Students will apply these ideas to a course paper on the topic of their choice that will use a cost-benefit analysis of market and non-market values to explore the existing distribution of costs and benefits as well as policy proposals that might move the distribution (and overall impact) of those polices closer to sustainability.
Themes: Sustainability; public (social) goods vs. private (market) goods; externalities; discount rates; distribution; inequality.
Have mastered, presented and written up an environmental case study that explores the drivers, costs, benefits, and barriers to addressing an environmental issue of their choice
Have skills in critical assessment of environmental issues, case studies and policy documents
Have experience in applying 200-level methods to this 300-level course projects: e.g., Quantitative Research Methods, Geographic Information Systems, Environmental Modelling, Game Theory and/or Decision Making Processes
Explain the benefits and challenges of sustainability from an economic and political perspective.
Have a working knowledge of cost-benefit analysis, discount rates, and the impact of distribution on policy design and implementation
Once available, timetables will be published in the e-Prospectus.
Mode of instruction
The course is taught through two-hour seminars twice week.
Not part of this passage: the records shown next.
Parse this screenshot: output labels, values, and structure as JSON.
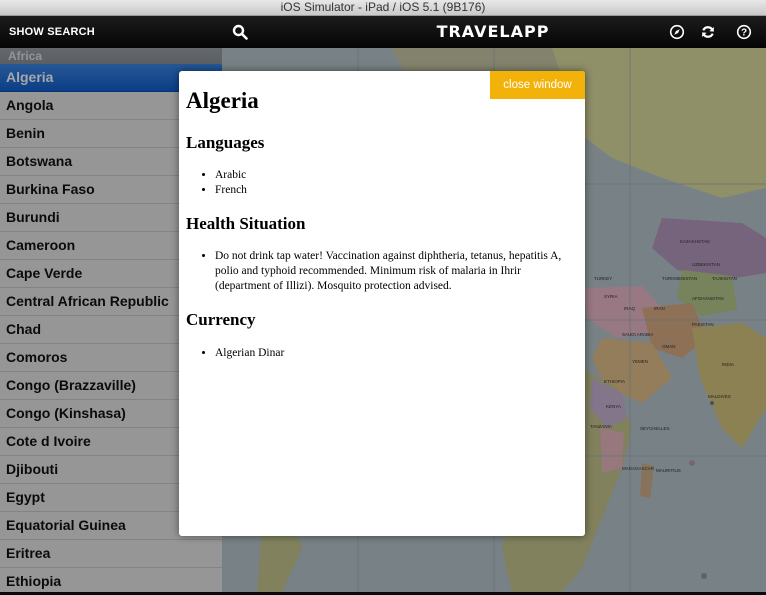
{
  "window": {
    "title": "iOS Simulator - iPad / iOS 5.1 (9B176)"
  },
  "navbar": {
    "search_label": "SHOW SEARCH",
    "app_title": "TRAVELAPP",
    "icons": [
      "search-icon",
      "compass-icon",
      "refresh-icon",
      "help-icon"
    ]
  },
  "sidebar": {
    "section": "Africa",
    "countries": [
      "Algeria",
      "Angola",
      "Benin",
      "Botswana",
      "Burkina Faso",
      "Burundi",
      "Cameroon",
      "Cape Verde",
      "Central African Republic",
      "Chad",
      "Comoros",
      "Congo (Brazzaville)",
      "Congo (Kinshasa)",
      "Cote d Ivoire",
      "Djibouti",
      "Egypt",
      "Equatorial Guinea",
      "Eritrea",
      "Ethiopia"
    ],
    "selected": "Algeria"
  },
  "modal": {
    "close_label": "close window",
    "country": "Algeria",
    "languages_heading": "Languages",
    "languages": [
      "Arabic",
      "French"
    ],
    "health_heading": "Health Situation",
    "health": [
      "Do not drink tap water! Vaccination against diphtheria, tetanus, hepatitis A, polio and typhoid recommended. Minimum risk of malaria in Ihrir (department of Illizi). Mosquito protection advised."
    ],
    "currency_heading": "Currency",
    "currency": [
      "Algerian Dinar"
    ]
  },
  "map_labels": [
    "KAZAKHSTAN",
    "UZBEKISTAN",
    "TURKMENISTAN",
    "TAJIKISTAN",
    "AFGHANISTAN",
    "TURKEY",
    "SYRIA",
    "IRAQ",
    "IRAN",
    "PAKISTAN",
    "SAUDI ARABIA",
    "YEMEN",
    "OMAN",
    "ETHIOPIA",
    "KENYA",
    "TANZANIA",
    "SEYCHELLES",
    "MADAGASCAR",
    "MAURITIUS",
    "MALDIVES",
    "INDIA"
  ],
  "colors": {
    "accent": "#f3b20a",
    "selected_row": "#2a78e0",
    "navbar": "#111111"
  }
}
Students will be expected to participate in both large and small group discussions; present and defend their ideas within an academic setting; take part in group projects; and produce a journal style paper. The instructor will facilitate and ensure the efficient running of the discussion, but students are responsible for its quality.
Class participation: 15% (continuous weeks 1-7)
Blog post: 10% (due week 4)
Peer reviews: 2x10% (due week 5)
Climate change vision: 5% (due week 6)
Individual Presentation: 15% (due week 7/8)
Case study paper: 35% (due reading week)
There will be a Blackboard site available for this course. Students will be enrolled at least one week before the start of classes.
A full reading list will be provided.
Inspiring example: Edward Dolan (2011). There Ain’t No Such Thing as a Free Lunch. London: Searching Finance.
This course is open to LUC students and LUC exchange students. Registration is coordinated by the Education Coordinator. Interested non-LUC students should contact email@example.com.
Dr. Gjalt Huppes (firstname.lastname@example.org; email@example.com)